──────── TASK INPUT ────────

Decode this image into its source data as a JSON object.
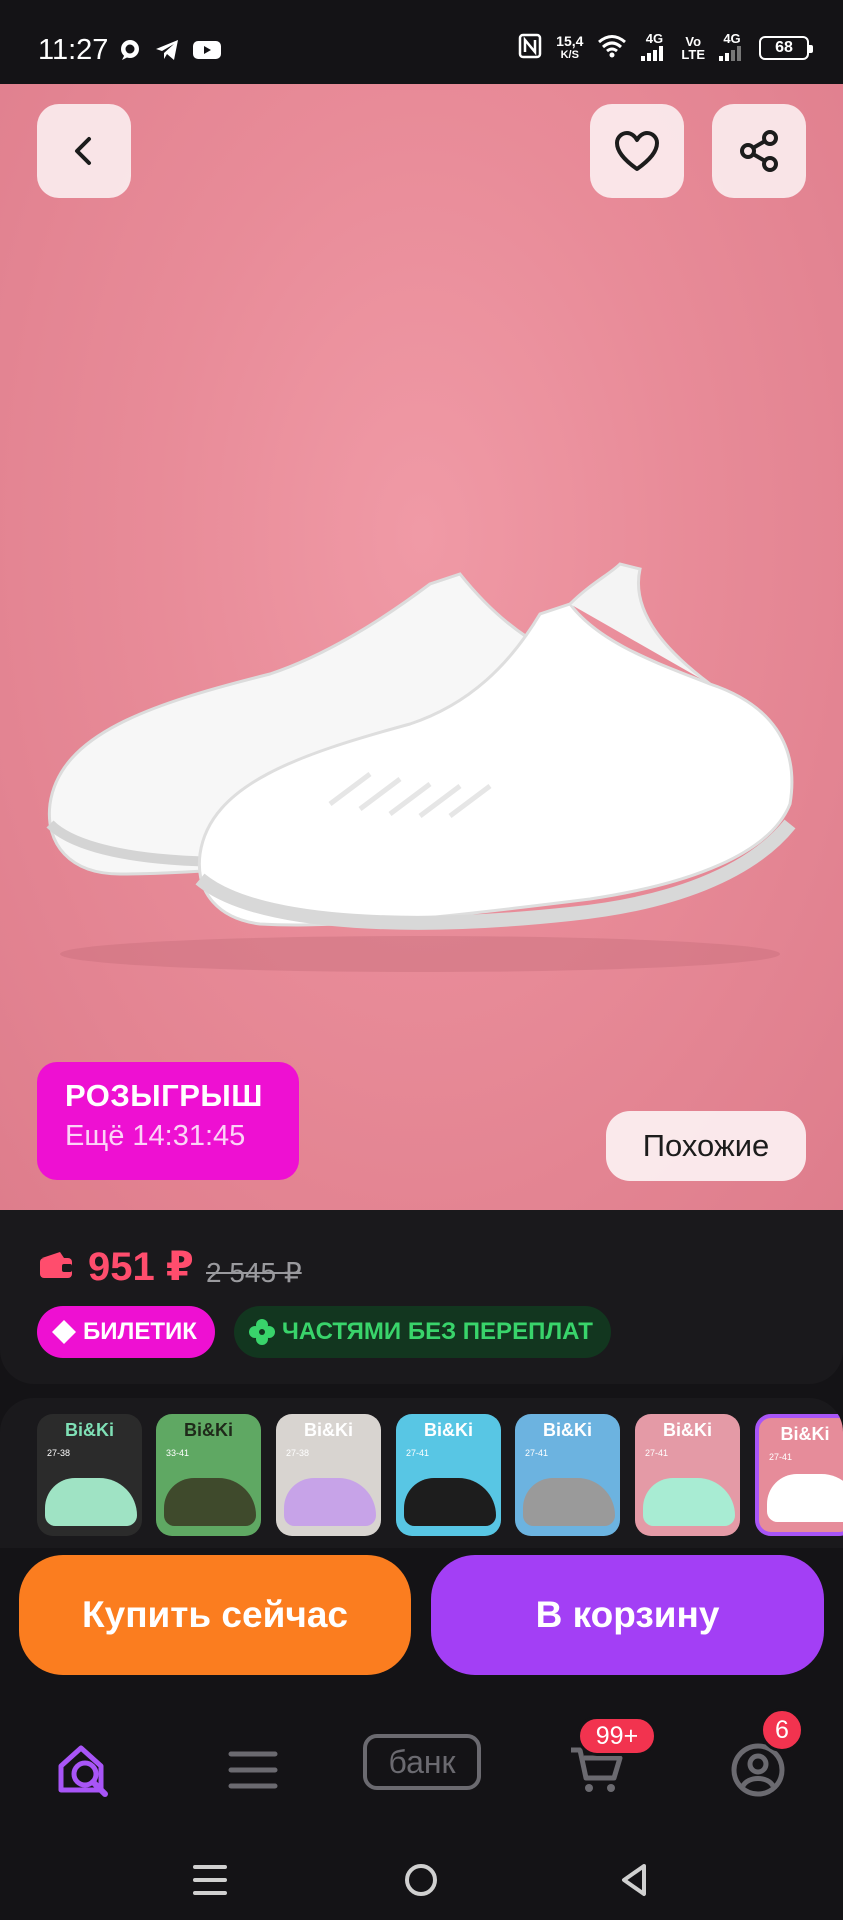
{
  "status_bar": {
    "time": "11:27",
    "app_icons": [
      "chat-bubble-icon",
      "telegram-icon",
      "youtube-icon"
    ],
    "nfc": "N",
    "speed_value": "15,4",
    "speed_unit": "K/S",
    "net1": "4G",
    "volte_top": "Vo",
    "volte_bottom": "LTE",
    "net2": "4G",
    "battery": "68"
  },
  "hero": {
    "background_color": "#e88b98",
    "promo_title": "РОЗЫГРЫШ",
    "promo_timer": "Ещё 14:31:45",
    "similar_label": "Похожие"
  },
  "price": {
    "current": "951 ₽",
    "old": "2 545 ₽",
    "current_color": "#ff4d6d"
  },
  "badges": {
    "ticket": "БИЛЕТИК",
    "installments": "ЧАСТЯМИ БЕЗ ПЕРЕПЛАТ"
  },
  "thumbnails": [
    {
      "brand": "Bi&Ki",
      "size": "27-38",
      "bg": "#2b2b2b",
      "shoe": "#9fe3c4"
    },
    {
      "brand": "Bi&Ki",
      "size": "33-41",
      "bg": "#5fa863",
      "shoe": "#3f4a2c"
    },
    {
      "brand": "Bi&Ki",
      "size": "27-38",
      "bg": "#d8d4d0",
      "shoe": "#c7a3e8"
    },
    {
      "brand": "Bi&Ki",
      "size": "27-41",
      "bg": "#58c6e4",
      "shoe": "#1d1d1d"
    },
    {
      "brand": "Bi&Ki",
      "size": "27-41",
      "bg": "#6cb3e0",
      "shoe": "#9a9a9a"
    },
    {
      "brand": "Bi&Ki",
      "size": "27-41",
      "bg": "#e49aa6",
      "shoe": "#a8ecd3"
    },
    {
      "brand": "Bi&Ki",
      "size": "27-41",
      "bg": "#e68c9a",
      "shoe": "#ffffff"
    }
  ],
  "actions": {
    "buy_now": "Купить сейчас",
    "add_to_cart": "В корзину"
  },
  "bottom_nav": {
    "bank_label": "банк",
    "cart_count": "99+",
    "profile_count": "6",
    "active_color": "#a855f7"
  }
}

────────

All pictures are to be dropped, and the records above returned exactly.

Decode this image into its source data as a JSON object.
{
  "status_bar": {
    "time": "11:27",
    "app_icons": [
      "chat-bubble-icon",
      "telegram-icon",
      "youtube-icon"
    ],
    "nfc": "N",
    "speed_value": "15,4",
    "speed_unit": "K/S",
    "net1": "4G",
    "volte_top": "Vo",
    "volte_bottom": "LTE",
    "net2": "4G",
    "battery": "68"
  },
  "hero": {
    "background_color": "#e88b98",
    "promo_title": "РОЗЫГРЫШ",
    "promo_timer": "Ещё 14:31:45",
    "similar_label": "Похожие"
  },
  "price": {
    "current": "951 ₽",
    "old": "2 545 ₽",
    "current_color": "#ff4d6d"
  },
  "badges": {
    "ticket": "БИЛЕТИК",
    "installments": "ЧАСТЯМИ БЕЗ ПЕРЕПЛАТ"
  },
  "thumbnails": [
    {
      "brand": "Bi&Ki",
      "size": "27-38",
      "bg": "#2b2b2b",
      "shoe": "#9fe3c4"
    },
    {
      "brand": "Bi&Ki",
      "size": "33-41",
      "bg": "#5fa863",
      "shoe": "#3f4a2c"
    },
    {
      "brand": "Bi&Ki",
      "size": "27-38",
      "bg": "#d8d4d0",
      "shoe": "#c7a3e8"
    },
    {
      "brand": "Bi&Ki",
      "size": "27-41",
      "bg": "#58c6e4",
      "shoe": "#1d1d1d"
    },
    {
      "brand": "Bi&Ki",
      "size": "27-41",
      "bg": "#6cb3e0",
      "shoe": "#9a9a9a"
    },
    {
      "brand": "Bi&Ki",
      "size": "27-41",
      "bg": "#e49aa6",
      "shoe": "#a8ecd3"
    },
    {
      "brand": "Bi&Ki",
      "size": "27-41",
      "bg": "#e68c9a",
      "shoe": "#ffffff"
    }
  ],
  "actions": {
    "buy_now": "Купить сейчас",
    "add_to_cart": "В корзину"
  },
  "bottom_nav": {
    "bank_label": "банк",
    "cart_count": "99+",
    "profile_count": "6",
    "active_color": "#a855f7"
  }
}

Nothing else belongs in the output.